**THE TASK**. The answer must give back every line of the data exactly, with no pictures.
[INPUT DATA Boundary: Start]
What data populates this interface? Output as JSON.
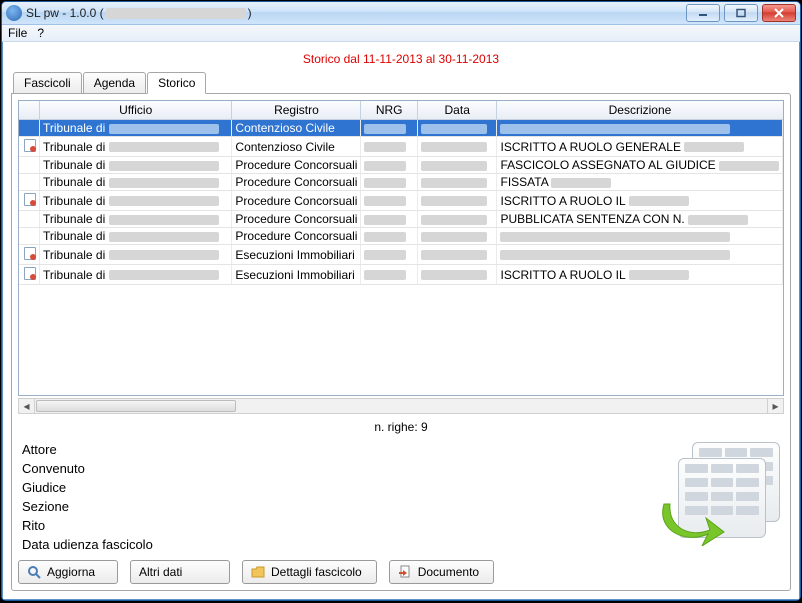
{
  "window": {
    "title_prefix": "SL pw - 1.0.0 (",
    "title_suffix": ")"
  },
  "menu": {
    "file": "File",
    "help": "?"
  },
  "banner": "Storico dal 11-11-2013 al 30-11-2013",
  "tabs": {
    "fascicoli": "Fascicoli",
    "agenda": "Agenda",
    "storico": "Storico"
  },
  "columns": {
    "ufficio": "Ufficio",
    "registro": "Registro",
    "nrg": "NRG",
    "data": "Data",
    "descrizione": "Descrizione"
  },
  "rows": [
    {
      "icon": false,
      "ufficio": "Tribunale di",
      "registro": "Contenzioso Civile",
      "desc": "",
      "selected": true
    },
    {
      "icon": true,
      "ufficio": "Tribunale di",
      "registro": "Contenzioso Civile",
      "desc": "ISCRITTO A RUOLO GENERALE"
    },
    {
      "icon": false,
      "ufficio": "Tribunale di",
      "registro": "Procedure Concorsuali",
      "desc": "FASCICOLO ASSEGNATO AL GIUDICE"
    },
    {
      "icon": false,
      "ufficio": "Tribunale di",
      "registro": "Procedure Concorsuali",
      "desc": "FISSATA"
    },
    {
      "icon": true,
      "ufficio": "Tribunale di",
      "registro": "Procedure Concorsuali",
      "desc": "ISCRITTO A RUOLO IL"
    },
    {
      "icon": false,
      "ufficio": "Tribunale di",
      "registro": "Procedure Concorsuali",
      "desc": "PUBBLICATA SENTENZA CON N."
    },
    {
      "icon": false,
      "ufficio": "Tribunale di",
      "registro": "Procedure Concorsuali",
      "desc": ""
    },
    {
      "icon": true,
      "ufficio": "Tribunale di",
      "registro": "Esecuzioni Immobiliari",
      "desc": ""
    },
    {
      "icon": true,
      "ufficio": "Tribunale di",
      "registro": "Esecuzioni Immobiliari",
      "desc": "ISCRITTO A RUOLO IL"
    }
  ],
  "row_count_label": "n. righe: 9",
  "details": {
    "attore": "Attore",
    "convenuto": "Convenuto",
    "giudice": "Giudice",
    "sezione": "Sezione",
    "rito": "Rito",
    "data_ud": "Data udienza fascicolo"
  },
  "buttons": {
    "aggiorna": "Aggiorna",
    "altri_dati": "Altri dati",
    "dettagli": "Dettagli fascicolo",
    "documento": "Documento"
  }
}
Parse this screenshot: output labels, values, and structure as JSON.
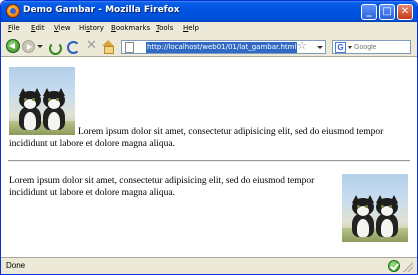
{
  "window": {
    "title": "Demo Gambar - Mozilla Firefox",
    "minimize_label": "_",
    "maximize_label": "□",
    "close_label": "✕"
  },
  "menu": {
    "items": [
      {
        "first": "F",
        "rest": "ile"
      },
      {
        "first": "E",
        "rest": "dit"
      },
      {
        "first": "V",
        "rest": "iew"
      },
      {
        "first": "",
        "rest": "Hi",
        "u": "s",
        "after": "tory"
      },
      {
        "first": "B",
        "rest": "ookmarks"
      },
      {
        "first": "T",
        "rest": "ools"
      },
      {
        "first": "H",
        "rest": "elp"
      }
    ]
  },
  "toolbar": {
    "back_icon": "back-arrow-icon",
    "forward_icon": "forward-arrow-icon",
    "reload_icon": "reload-icon",
    "stop_label": "✕",
    "home_icon": "home-icon"
  },
  "address": {
    "url": "http://localhost/web01/01/lat_gambar.html",
    "bookmark_star": "☆"
  },
  "search": {
    "engine_letter": "G",
    "placeholder": "Google"
  },
  "content": {
    "image_alt": "two kittens",
    "paragraph1_line1": "Lorem ipsum dolor sit amet, consectetur adipisicing elit, sed do eiusmod tempor",
    "paragraph1_line2": "incididunt ut labore et dolore magna aliqua.",
    "paragraph2": "Lorem ipsum dolor sit amet, consectetur adipisicing elit, sed do eiusmod tempor incididunt ut labore et dolore magna aliqua."
  },
  "status": {
    "text": "Done"
  },
  "colors": {
    "titlebar": "#0054e3",
    "chrome": "#ece9d8",
    "url_highlight": "#316ac5"
  }
}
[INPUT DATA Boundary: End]
**PROBLEM SOLUTION**.
What data populates this interface? Output as JSON.
{
  "window": {
    "title_prefix": "SL pw - 1.0.0 (",
    "title_suffix": ")"
  },
  "menu": {
    "file": "File",
    "help": "?"
  },
  "banner": "Storico dal 11-11-2013 al 30-11-2013",
  "tabs": {
    "fascicoli": "Fascicoli",
    "agenda": "Agenda",
    "storico": "Storico"
  },
  "columns": {
    "ufficio": "Ufficio",
    "registro": "Registro",
    "nrg": "NRG",
    "data": "Data",
    "descrizione": "Descrizione"
  },
  "rows": [
    {
      "icon": false,
      "ufficio": "Tribunale di",
      "registro": "Contenzioso Civile",
      "desc": "",
      "selected": true
    },
    {
      "icon": true,
      "ufficio": "Tribunale di",
      "registro": "Contenzioso Civile",
      "desc": "ISCRITTO A RUOLO GENERALE"
    },
    {
      "icon": false,
      "ufficio": "Tribunale di",
      "registro": "Procedure Concorsuali",
      "desc": "FASCICOLO ASSEGNATO AL GIUDICE"
    },
    {
      "icon": false,
      "ufficio": "Tribunale di",
      "registro": "Procedure Concorsuali",
      "desc": "FISSATA"
    },
    {
      "icon": true,
      "ufficio": "Tribunale di",
      "registro": "Procedure Concorsuali",
      "desc": "ISCRITTO A RUOLO IL"
    },
    {
      "icon": false,
      "ufficio": "Tribunale di",
      "registro": "Procedure Concorsuali",
      "desc": "PUBBLICATA SENTENZA CON N."
    },
    {
      "icon": false,
      "ufficio": "Tribunale di",
      "registro": "Procedure Concorsuali",
      "desc": ""
    },
    {
      "icon": true,
      "ufficio": "Tribunale di",
      "registro": "Esecuzioni Immobiliari",
      "desc": ""
    },
    {
      "icon": true,
      "ufficio": "Tribunale di",
      "registro": "Esecuzioni Immobiliari",
      "desc": "ISCRITTO A RUOLO IL"
    }
  ],
  "row_count_label": "n. righe: 9",
  "details": {
    "attore": "Attore",
    "convenuto": "Convenuto",
    "giudice": "Giudice",
    "sezione": "Sezione",
    "rito": "Rito",
    "data_ud": "Data udienza fascicolo"
  },
  "buttons": {
    "aggiorna": "Aggiorna",
    "altri_dati": "Altri dati",
    "dettagli": "Dettagli fascicolo",
    "documento": "Documento"
  }
}
Parse this screenshot: output labels, values, and structure as JSON.
{
  "window": {
    "title": "Demo Gambar - Mozilla Firefox",
    "minimize_label": "_",
    "maximize_label": "□",
    "close_label": "✕"
  },
  "menu": {
    "items": [
      {
        "first": "F",
        "rest": "ile"
      },
      {
        "first": "E",
        "rest": "dit"
      },
      {
        "first": "V",
        "rest": "iew"
      },
      {
        "first": "",
        "rest": "Hi",
        "u": "s",
        "after": "tory"
      },
      {
        "first": "B",
        "rest": "ookmarks"
      },
      {
        "first": "T",
        "rest": "ools"
      },
      {
        "first": "H",
        "rest": "elp"
      }
    ]
  },
  "toolbar": {
    "back_icon": "back-arrow-icon",
    "forward_icon": "forward-arrow-icon",
    "reload_icon": "reload-icon",
    "stop_label": "✕",
    "home_icon": "home-icon"
  },
  "address": {
    "url": "http://localhost/web01/01/lat_gambar.html",
    "bookmark_star": "☆"
  },
  "search": {
    "engine_letter": "G",
    "placeholder": "Google"
  },
  "content": {
    "image_alt": "two kittens",
    "paragraph1_line1": "Lorem ipsum dolor sit amet, consectetur adipisicing elit, sed do eiusmod tempor",
    "paragraph1_line2": "incididunt ut labore et dolore magna aliqua.",
    "paragraph2": "Lorem ipsum dolor sit amet, consectetur adipisicing elit, sed do eiusmod tempor incididunt ut labore et dolore magna aliqua."
  },
  "status": {
    "text": "Done"
  },
  "colors": {
    "titlebar": "#0054e3",
    "chrome": "#ece9d8",
    "url_highlight": "#316ac5"
  }
}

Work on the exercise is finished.